Prince Orlovsky's Ball
April 13-14 • 7:30 pm
Written and Directed by Cindy Sadler
Presented by Hurley School and Music and Marjorie Lyons Playhouse
Prince Orlovsky’s Ball, written and directed by Hurley artist-in-residence Cindy Sadler with music direction by Kristin Roach, is an original concept based on Act II of Johann Strauss’s operetta Die Fledermaus. The production is set in the late 1800s at the extravagant and exotic Viennese villa of the eccentric Russian Prince Orlovsky, whose philosophy is “to each his own” and “anything goes.” His guests – an array of characters from different operas – take full advantage of this permissiveness, to comic effect.

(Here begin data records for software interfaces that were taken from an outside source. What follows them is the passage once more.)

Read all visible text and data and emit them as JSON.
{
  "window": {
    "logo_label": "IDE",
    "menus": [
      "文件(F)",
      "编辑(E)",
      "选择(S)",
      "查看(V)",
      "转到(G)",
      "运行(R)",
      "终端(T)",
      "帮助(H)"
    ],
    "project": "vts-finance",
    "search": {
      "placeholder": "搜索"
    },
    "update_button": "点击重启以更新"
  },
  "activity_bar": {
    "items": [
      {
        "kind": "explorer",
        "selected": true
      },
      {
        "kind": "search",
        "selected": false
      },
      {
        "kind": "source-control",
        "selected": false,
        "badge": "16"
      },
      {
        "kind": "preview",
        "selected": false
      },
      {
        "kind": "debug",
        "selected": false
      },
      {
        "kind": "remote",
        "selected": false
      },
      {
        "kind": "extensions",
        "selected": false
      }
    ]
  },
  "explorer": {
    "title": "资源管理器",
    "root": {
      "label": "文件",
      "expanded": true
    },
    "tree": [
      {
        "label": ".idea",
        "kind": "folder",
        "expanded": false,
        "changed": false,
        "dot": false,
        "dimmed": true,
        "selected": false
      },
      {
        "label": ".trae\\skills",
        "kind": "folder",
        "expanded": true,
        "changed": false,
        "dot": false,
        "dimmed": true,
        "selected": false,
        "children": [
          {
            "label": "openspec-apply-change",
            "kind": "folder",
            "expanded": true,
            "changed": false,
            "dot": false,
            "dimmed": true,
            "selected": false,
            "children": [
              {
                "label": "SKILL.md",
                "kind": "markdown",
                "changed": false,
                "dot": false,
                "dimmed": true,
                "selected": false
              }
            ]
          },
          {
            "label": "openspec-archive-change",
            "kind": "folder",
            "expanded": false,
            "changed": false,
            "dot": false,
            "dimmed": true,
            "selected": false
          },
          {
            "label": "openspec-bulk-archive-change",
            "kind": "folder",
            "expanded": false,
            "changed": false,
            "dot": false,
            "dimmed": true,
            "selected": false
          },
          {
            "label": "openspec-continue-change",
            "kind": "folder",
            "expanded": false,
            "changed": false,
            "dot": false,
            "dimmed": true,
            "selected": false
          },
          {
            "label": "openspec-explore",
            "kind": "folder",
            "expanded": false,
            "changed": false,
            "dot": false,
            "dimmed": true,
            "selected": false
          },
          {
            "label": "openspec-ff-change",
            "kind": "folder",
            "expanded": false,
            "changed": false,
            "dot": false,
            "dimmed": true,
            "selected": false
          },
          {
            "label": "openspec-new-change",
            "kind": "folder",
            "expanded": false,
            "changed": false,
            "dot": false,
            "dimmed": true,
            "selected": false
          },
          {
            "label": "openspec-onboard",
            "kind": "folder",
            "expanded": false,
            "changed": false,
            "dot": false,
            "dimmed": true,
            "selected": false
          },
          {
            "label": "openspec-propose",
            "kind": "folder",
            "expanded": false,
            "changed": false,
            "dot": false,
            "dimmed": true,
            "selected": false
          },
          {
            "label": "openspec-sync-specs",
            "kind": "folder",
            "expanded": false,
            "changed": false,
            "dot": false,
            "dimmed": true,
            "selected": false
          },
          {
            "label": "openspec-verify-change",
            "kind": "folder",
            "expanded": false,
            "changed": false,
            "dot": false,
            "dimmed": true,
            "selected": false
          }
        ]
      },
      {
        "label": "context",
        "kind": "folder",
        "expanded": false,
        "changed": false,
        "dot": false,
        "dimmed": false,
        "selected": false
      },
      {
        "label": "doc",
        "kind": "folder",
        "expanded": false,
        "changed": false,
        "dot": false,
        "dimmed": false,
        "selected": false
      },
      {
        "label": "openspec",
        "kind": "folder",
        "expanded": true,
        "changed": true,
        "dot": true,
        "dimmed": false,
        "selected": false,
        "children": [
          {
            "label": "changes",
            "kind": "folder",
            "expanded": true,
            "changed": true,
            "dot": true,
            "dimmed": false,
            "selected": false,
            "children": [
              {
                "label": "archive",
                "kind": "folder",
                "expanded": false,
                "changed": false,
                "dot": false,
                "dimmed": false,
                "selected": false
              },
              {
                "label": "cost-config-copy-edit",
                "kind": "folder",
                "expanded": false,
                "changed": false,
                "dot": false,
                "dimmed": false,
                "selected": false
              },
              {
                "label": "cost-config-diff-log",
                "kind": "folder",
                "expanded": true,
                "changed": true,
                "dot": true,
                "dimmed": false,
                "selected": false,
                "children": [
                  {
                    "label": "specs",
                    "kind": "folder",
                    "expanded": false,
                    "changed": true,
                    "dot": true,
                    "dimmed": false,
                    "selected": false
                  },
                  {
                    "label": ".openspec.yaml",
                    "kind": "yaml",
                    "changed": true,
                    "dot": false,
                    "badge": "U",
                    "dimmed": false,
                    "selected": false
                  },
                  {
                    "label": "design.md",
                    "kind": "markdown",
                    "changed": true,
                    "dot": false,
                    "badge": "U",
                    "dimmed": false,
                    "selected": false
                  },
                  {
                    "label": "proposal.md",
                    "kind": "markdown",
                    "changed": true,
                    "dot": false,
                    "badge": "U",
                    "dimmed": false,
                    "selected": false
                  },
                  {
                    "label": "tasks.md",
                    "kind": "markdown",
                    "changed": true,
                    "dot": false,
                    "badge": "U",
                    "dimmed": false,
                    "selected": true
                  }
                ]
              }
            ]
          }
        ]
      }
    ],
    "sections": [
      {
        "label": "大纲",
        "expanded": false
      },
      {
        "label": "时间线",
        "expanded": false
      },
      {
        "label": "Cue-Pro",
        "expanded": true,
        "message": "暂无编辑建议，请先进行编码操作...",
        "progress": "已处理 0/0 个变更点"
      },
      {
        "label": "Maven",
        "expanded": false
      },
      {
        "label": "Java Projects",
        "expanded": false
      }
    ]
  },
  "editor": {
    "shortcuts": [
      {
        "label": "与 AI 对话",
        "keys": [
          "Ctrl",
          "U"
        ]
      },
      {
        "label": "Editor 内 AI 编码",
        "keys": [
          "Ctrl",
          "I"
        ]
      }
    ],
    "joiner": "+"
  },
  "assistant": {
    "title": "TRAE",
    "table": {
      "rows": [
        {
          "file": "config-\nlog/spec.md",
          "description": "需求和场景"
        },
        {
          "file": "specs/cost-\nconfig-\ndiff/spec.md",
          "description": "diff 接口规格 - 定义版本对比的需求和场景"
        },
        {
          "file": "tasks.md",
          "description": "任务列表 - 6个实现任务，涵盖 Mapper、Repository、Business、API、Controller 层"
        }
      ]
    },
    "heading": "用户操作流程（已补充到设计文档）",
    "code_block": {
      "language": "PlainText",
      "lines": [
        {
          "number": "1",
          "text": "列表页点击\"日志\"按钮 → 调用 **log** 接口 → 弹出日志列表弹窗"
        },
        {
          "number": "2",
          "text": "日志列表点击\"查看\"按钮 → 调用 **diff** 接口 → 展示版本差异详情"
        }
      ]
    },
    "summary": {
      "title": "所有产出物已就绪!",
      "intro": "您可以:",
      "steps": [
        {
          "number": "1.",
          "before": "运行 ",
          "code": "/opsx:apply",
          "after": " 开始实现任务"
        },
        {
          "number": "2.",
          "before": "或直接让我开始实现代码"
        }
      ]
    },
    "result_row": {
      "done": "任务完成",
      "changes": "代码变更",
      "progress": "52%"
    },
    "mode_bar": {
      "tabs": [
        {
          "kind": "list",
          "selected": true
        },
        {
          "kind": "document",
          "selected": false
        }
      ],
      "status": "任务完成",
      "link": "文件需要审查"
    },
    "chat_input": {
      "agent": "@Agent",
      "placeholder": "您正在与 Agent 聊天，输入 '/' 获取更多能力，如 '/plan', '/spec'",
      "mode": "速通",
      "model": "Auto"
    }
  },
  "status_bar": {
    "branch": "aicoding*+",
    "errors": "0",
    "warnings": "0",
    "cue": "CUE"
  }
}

In the Next Room
by Sarah Ruhl
Directed by Marika Becz
In the Next Room is a Victorian-era drawing room comedy that probes our ageless search for intimacy, independence, and connection. This Tony-nominated play is a laugh-out-loud examination for the very meaning of happiness - a copiously literary work that also carries a lot of emotional weight as it weaves the tale of a clash between two eras; that of the Victorian and the dawning of the machine age.
by Sarah DeLappe
November 9 - 12; November 16-19
Sarah DeLappe garnered rave reviews for the New York debut of her first play, The Wolves, in 2016. Now, Centenary's Marjorie Lyons Playhouse is bringing this honest, moving, funny portrait of a girls' high school soccer team navigating adolescence to the Shreveport stage. The Wolves, directed by Centenary student Taylor Ackerman and starring a cast of Centenary students, premieres at MLP on Thursday, November 9 and runs through Sunday, November 19. Read the full press release here!
Shakespeare's Twelfth Night
September 28-30, October 1
This irresistible romantic comedy brings to life Illyria, a topsy-turvy place where nothing is what it seems. Viola loves Orsino, who thinks he loves Olivia. Olivia thinks she loves Cesario, who is really Viola, dressed as a man. Malvolio thinks he is a gentleman, but he is not. The foolish and foppish Sir Andrew thinks he is a fine match for the Lady Olivia, but he is far from it. There is disguise and impersonation at every turn, and even the language is turned upside down. Nobody really knows who they are or what they want.